* **ASSIGNED TASK**: The answer must be every line below that holds the word "Paint".

[Dataset rows for apps and sites]
========================================================================
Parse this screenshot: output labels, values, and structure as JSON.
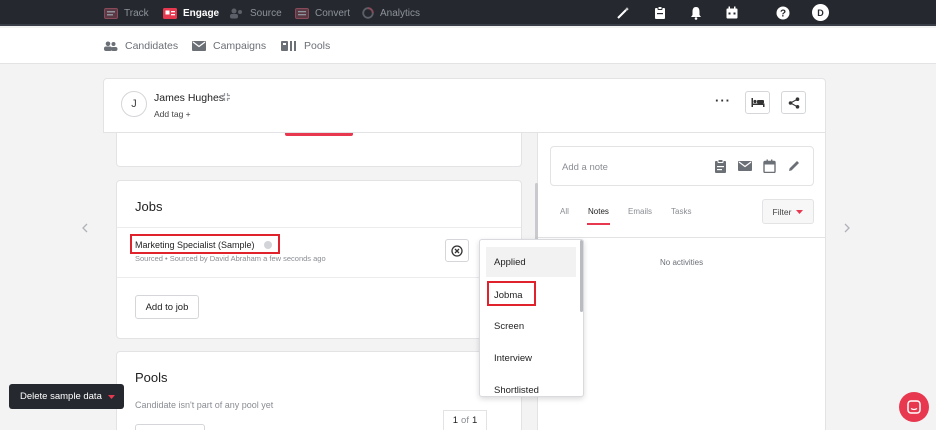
{
  "topnav": {
    "items": [
      {
        "label": "Track",
        "icon": "track-icon"
      },
      {
        "label": "Engage",
        "icon": "engage-icon"
      },
      {
        "label": "Source",
        "icon": "source-icon"
      },
      {
        "label": "Convert",
        "icon": "convert-icon"
      },
      {
        "label": "Analytics",
        "icon": "analytics-icon"
      }
    ],
    "active": "Engage",
    "user_initial": "D"
  },
  "subnav": {
    "items": [
      {
        "label": "Candidates",
        "icon": "people-icon"
      },
      {
        "label": "Campaigns",
        "icon": "mail-icon"
      },
      {
        "label": "Pools",
        "icon": "pools-icon"
      }
    ]
  },
  "candidate": {
    "initial": "J",
    "name": "James Hughes",
    "add_tag": "Add tag +"
  },
  "jobs": {
    "title": "Jobs",
    "job_title": "Marketing Specialist (Sample)",
    "job_meta": "Sourced • Sourced by David Abraham a few seconds ago",
    "add_to_job": "Add to job"
  },
  "stage_dropdown": {
    "options": [
      "Applied",
      "Jobma",
      "Screen",
      "Interview",
      "Shortlisted"
    ],
    "hovered": "Applied",
    "highlighted": "Jobma"
  },
  "pools": {
    "title": "Pools",
    "message": "Candidate isn't part of any pool yet"
  },
  "activity": {
    "note_placeholder": "Add a note",
    "tabs": [
      "All",
      "Notes",
      "Emails",
      "Tasks"
    ],
    "active_tab": "Notes",
    "filter_label": "Filter",
    "empty_message": "No activities"
  },
  "pager": {
    "current": "1",
    "of_label": "of",
    "total": "1"
  },
  "delete_sample": "Delete sample data",
  "colors": {
    "accent": "#e8384f",
    "nav_bg": "#25292f",
    "highlight_box": "#e0222d"
  }
}
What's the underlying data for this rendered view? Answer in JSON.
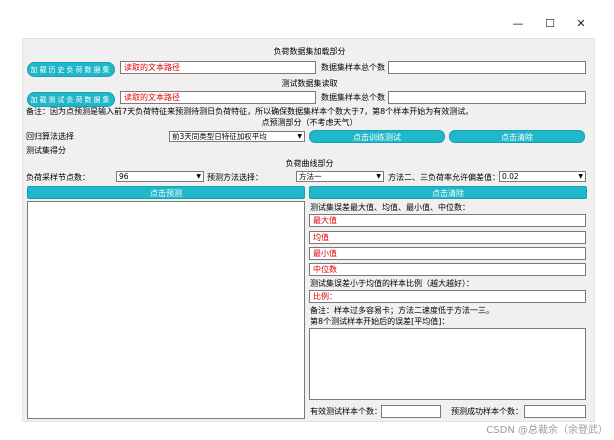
{
  "titlebar": {
    "minimize": "—",
    "maximize": "☐",
    "close": "✕"
  },
  "load_section": {
    "title": "负荷数据集加载部分",
    "load_history_button": "加载历史负荷数据集",
    "history_path": "读取的文本路径",
    "count_label": "数据集样本总个数",
    "count_value": ""
  },
  "test_section": {
    "title": "测试数据集读取",
    "load_test_button": "加载测试负荷数据集",
    "test_path": "读取的文本路径",
    "count_label": "数据集样本总个数",
    "count_value": ""
  },
  "note": "备注：因为点预测是输入前7天负荷特征来预测待测日负荷特征，所以确保数据集样本个数大于7，第8个样本开始为有效测试。",
  "point_section": {
    "title": "点预测部分（不考虑天气）",
    "algo_label": "回归算法选择",
    "algo_value": "前3天同类型日特征加权平均",
    "train_test_button": "点击训练测试",
    "clear_button": "点击清除",
    "score_label": "测试集得分"
  },
  "curve_section": {
    "title": "负荷曲线部分",
    "sample_points_label": "负荷采样节点数：",
    "sample_points_value": "96",
    "method_label": "预测方法选择：",
    "method_value": "方法一",
    "tolerance_label": "方法二、三负荷率允许偏差值：",
    "tolerance_value": "0.02",
    "predict_button": "点击预测",
    "clear_button": "点击清除"
  },
  "stats": {
    "header": "测试集误差最大值、均值、最小值、中位数：",
    "max": "最大值",
    "mean": "均值",
    "min": "最小值",
    "median": "中位数",
    "ratio_label": "测试集误差小于均值的样本比例（越大越好）：",
    "ratio": "比例：",
    "note": "备注：样本过多容易卡；方法二速度低于方法一三。",
    "from8_label": "第8个测试样本开始后的误差[平均值]：",
    "valid_count_label": "有效测试样本个数：",
    "valid_count_value": "",
    "success_count_label": "预测成功样本个数：",
    "success_count_value": ""
  },
  "watermark": "CSDN @总裁余（余登武）",
  "colors": {
    "button": "#1fb7c9",
    "error_text": "#e00000",
    "panel": "#f0f0f0"
  }
}
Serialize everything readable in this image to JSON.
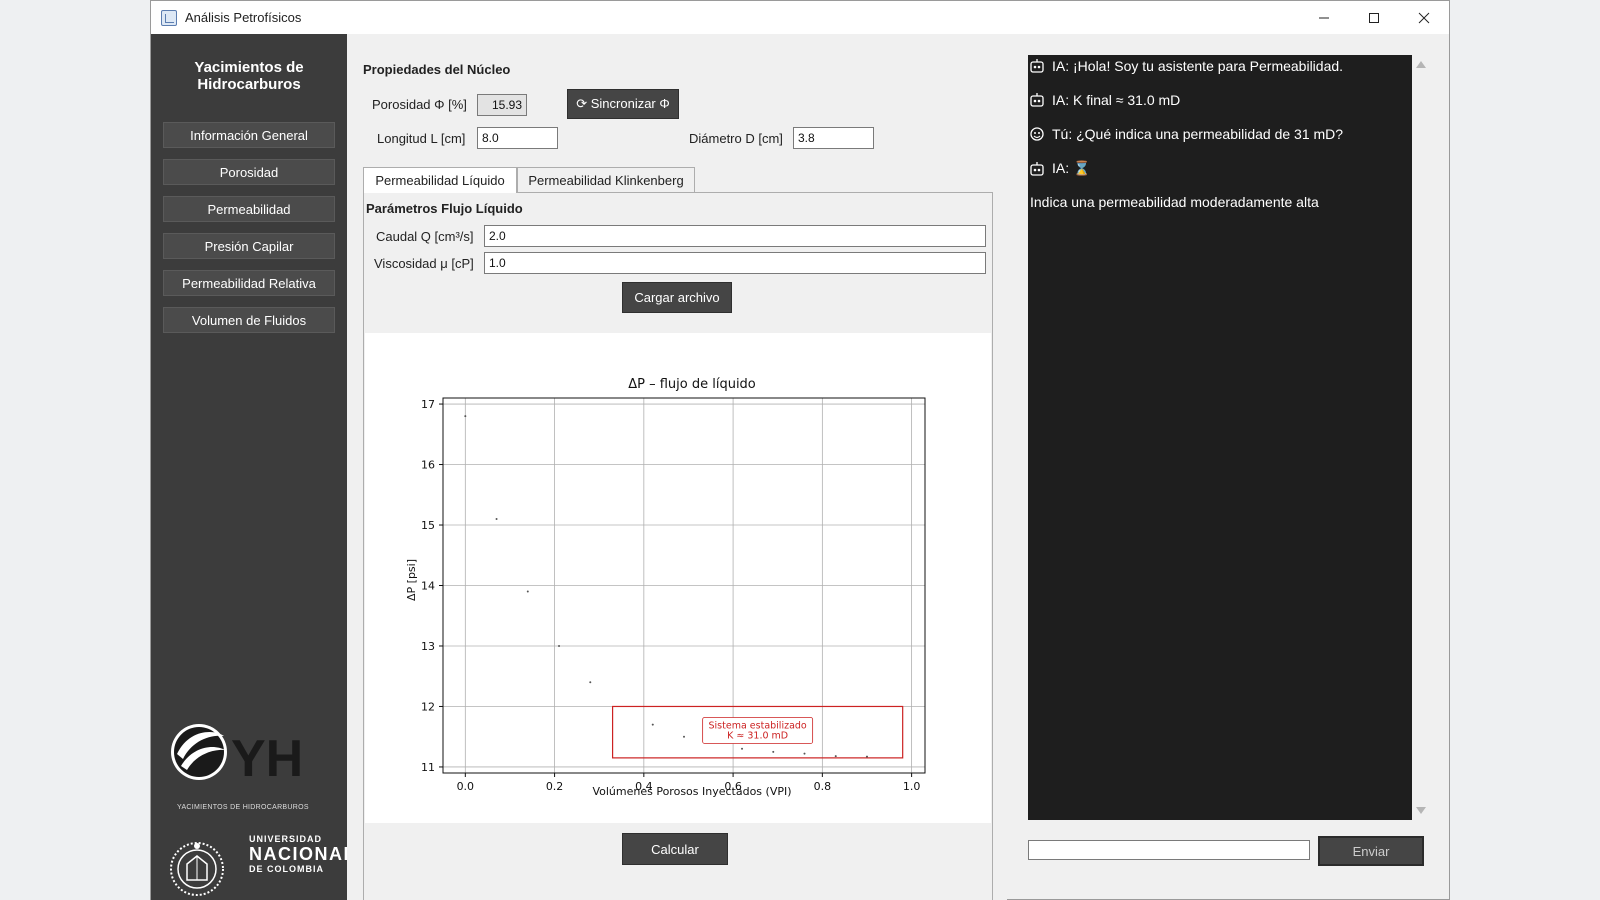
{
  "window": {
    "title": "Análisis Petrofísicos"
  },
  "sidebar": {
    "brand": [
      "Yacimientos de",
      "Hidrocarburos"
    ],
    "items": [
      {
        "label": "Información General"
      },
      {
        "label": "Porosidad"
      },
      {
        "label": "Permeabilidad"
      },
      {
        "label": "Presión Capilar"
      },
      {
        "label": "Permeabilidad Relativa"
      },
      {
        "label": "Volumen de Fluidos"
      }
    ],
    "logo_yh": {
      "text": "YH",
      "subtitle": "YACIMIENTOS DE HIDROCARBUROS"
    },
    "logo_un": {
      "line1": "UNIVERSIDAD",
      "line2": "NACIONAL",
      "line3": "DE COLOMBIA"
    }
  },
  "core": {
    "title": "Propiedades del Núcleo",
    "porosity_label": "Porosidad Φ [%]",
    "porosity_value": "15.93",
    "sync_label": "⟳ Sincronizar Φ",
    "length_label": "Longitud L [cm]",
    "length_value": "8.0",
    "diameter_label": "Diámetro D [cm]",
    "diameter_value": "3.8"
  },
  "tabs": [
    {
      "label": "Permeabilidad Líquido",
      "active": true
    },
    {
      "label": "Permeabilidad Klinkenberg",
      "active": false
    }
  ],
  "liquid": {
    "params_title": "Parámetros Flujo Líquido",
    "flow_label": "Caudal Q [cm³/s]",
    "flow_value": "2.0",
    "viscosity_label": "Viscosidad μ [cP]",
    "viscosity_value": "1.0",
    "load_label": "Cargar archivo",
    "calc_label": "Calcular"
  },
  "chart_data": {
    "type": "scatter",
    "title": "ΔP – flujo de líquido",
    "xlabel": "Volúmenes Porosos Inyectados (VPI)",
    "ylabel": "ΔP [psi]",
    "xlim": [
      -0.05,
      1.03
    ],
    "ylim": [
      10.9,
      17.1
    ],
    "xticks": [
      0.0,
      0.2,
      0.4,
      0.6,
      0.8,
      1.0
    ],
    "xtick_labels": [
      "0.0",
      "0.2",
      "0.4",
      "0.6",
      "0.8",
      "1.0"
    ],
    "yticks": [
      11,
      12,
      13,
      14,
      15,
      16,
      17
    ],
    "ytick_labels": [
      "11",
      "12",
      "13",
      "14",
      "15",
      "16",
      "17"
    ],
    "grid": true,
    "points": {
      "x": [
        0.0,
        0.07,
        0.14,
        0.21,
        0.28,
        0.42,
        0.49,
        0.62,
        0.69,
        0.76,
        0.83,
        0.9
      ],
      "y": [
        16.8,
        15.1,
        13.9,
        13.0,
        12.4,
        11.7,
        11.5,
        11.3,
        11.25,
        11.22,
        11.18,
        11.17
      ]
    },
    "highlight_box": {
      "x": [
        0.33,
        0.98
      ],
      "y": [
        11.15,
        12.0
      ]
    },
    "annotation": [
      "Sistema estabilizado",
      "K ≈ 31.0 mD"
    ],
    "point_color": "#555555",
    "highlight_color": "#cc2222"
  },
  "chat": {
    "messages": [
      {
        "icon": "robot-icon",
        "text": "IA: ¡Hola! Soy tu asistente para Permeabilidad."
      },
      {
        "icon": "robot-icon",
        "text": "IA: K final ≈ 31.0 mD"
      },
      {
        "icon": "user-icon",
        "text": "Tú: ¿Qué indica una permeabilidad de 31 mD?"
      },
      {
        "icon": "robot-icon",
        "text": "IA: ⌛"
      },
      {
        "icon": "",
        "text": "Indica una permeabilidad moderadamente alta"
      }
    ],
    "input_value": "",
    "send_label": "Enviar"
  }
}
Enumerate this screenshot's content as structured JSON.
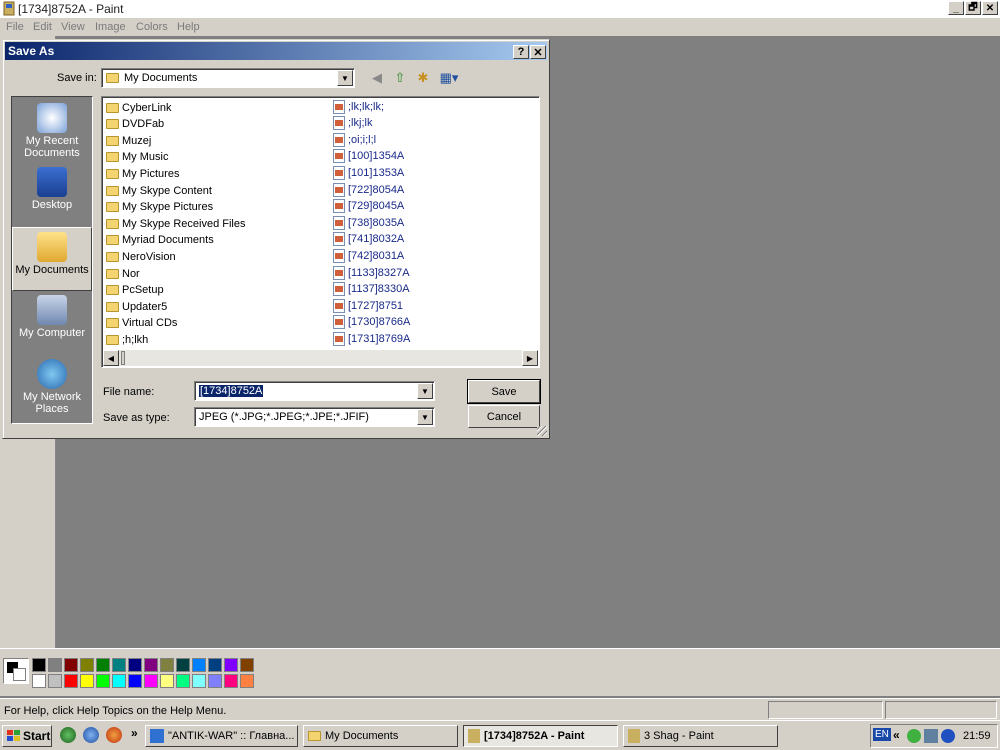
{
  "window": {
    "title": "[1734]8752A - Paint",
    "controls": [
      "_",
      "🗗",
      "✕"
    ]
  },
  "menu": [
    "File",
    "Edit",
    "View",
    "Image",
    "Colors",
    "Help"
  ],
  "dialog": {
    "title": "Save As",
    "help_btn": "?",
    "close_btn": "✕",
    "save_in_label": "Save in:",
    "save_in_value": "My Documents",
    "places": [
      {
        "label": "My Recent Documents",
        "icon": "recent-documents-icon"
      },
      {
        "label": "Desktop",
        "icon": "desktop-icon"
      },
      {
        "label": "My Documents",
        "icon": "my-documents-icon"
      },
      {
        "label": "My Computer",
        "icon": "my-computer-icon"
      },
      {
        "label": "My Network Places",
        "icon": "network-places-icon"
      }
    ],
    "files_col1": [
      "CyberLink",
      "DVDFab",
      "Muzej",
      "My Music",
      "My Pictures",
      "My Skype Content",
      "My Skype Pictures",
      "My Skype Received Files",
      "Myriad Documents",
      "NeroVision",
      "Nor",
      "PcSetup",
      "Updater5",
      "Virtual CDs",
      ";h;lkh"
    ],
    "files_col2": [
      ";lk;lk;lk;",
      ";lkj;lk",
      ";oi;i;l;l",
      "[100]1354A",
      "[101]1353A",
      "[722]8054A",
      "[729]8045A",
      "[738]8035A",
      "[741]8032A",
      "[742]8031A",
      "[1133]8327A",
      "[1137]8330A",
      "[1727]8751",
      "[1730]8766A",
      "[1731]8769A"
    ],
    "file_name_label": "File name:",
    "file_name_value": "[1734]8752A",
    "save_type_label": "Save as type:",
    "save_type_value": "JPEG (*.JPG;*.JPEG;*.JPE;*.JFIF)",
    "save_button": "Save",
    "cancel_button": "Cancel"
  },
  "palette": {
    "top": [
      "#000000",
      "#808080",
      "#800000",
      "#808000",
      "#008000",
      "#008080",
      "#000080",
      "#800080",
      "#808040",
      "#004040",
      "#0080ff",
      "#004080",
      "#8000ff",
      "#804000"
    ],
    "bottom": [
      "#ffffff",
      "#c0c0c0",
      "#ff0000",
      "#ffff00",
      "#00ff00",
      "#00ffff",
      "#0000ff",
      "#ff00ff",
      "#ffff80",
      "#00ff80",
      "#80ffff",
      "#8080ff",
      "#ff0080",
      "#ff8040"
    ]
  },
  "status": {
    "help_text": "For Help, click Help Topics on the Help Menu."
  },
  "taskbar": {
    "start": "Start",
    "chevron": "»",
    "buttons": [
      {
        "label": "\"ANTIK-WAR\" :: Главна...",
        "active": false
      },
      {
        "label": "My Documents",
        "active": false
      },
      {
        "label": "[1734]8752A - Paint",
        "active": true
      },
      {
        "label": "3 Shag - Paint",
        "active": false
      }
    ],
    "lang": "EN",
    "tray_chevron": "«",
    "clock": "21:59"
  }
}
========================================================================
* **ANSWER SPACE**:
    "title": "[1734]8752A - Paint",
        "label": "[1734]8752A - Paint",
        "label": "3 Shag - Paint",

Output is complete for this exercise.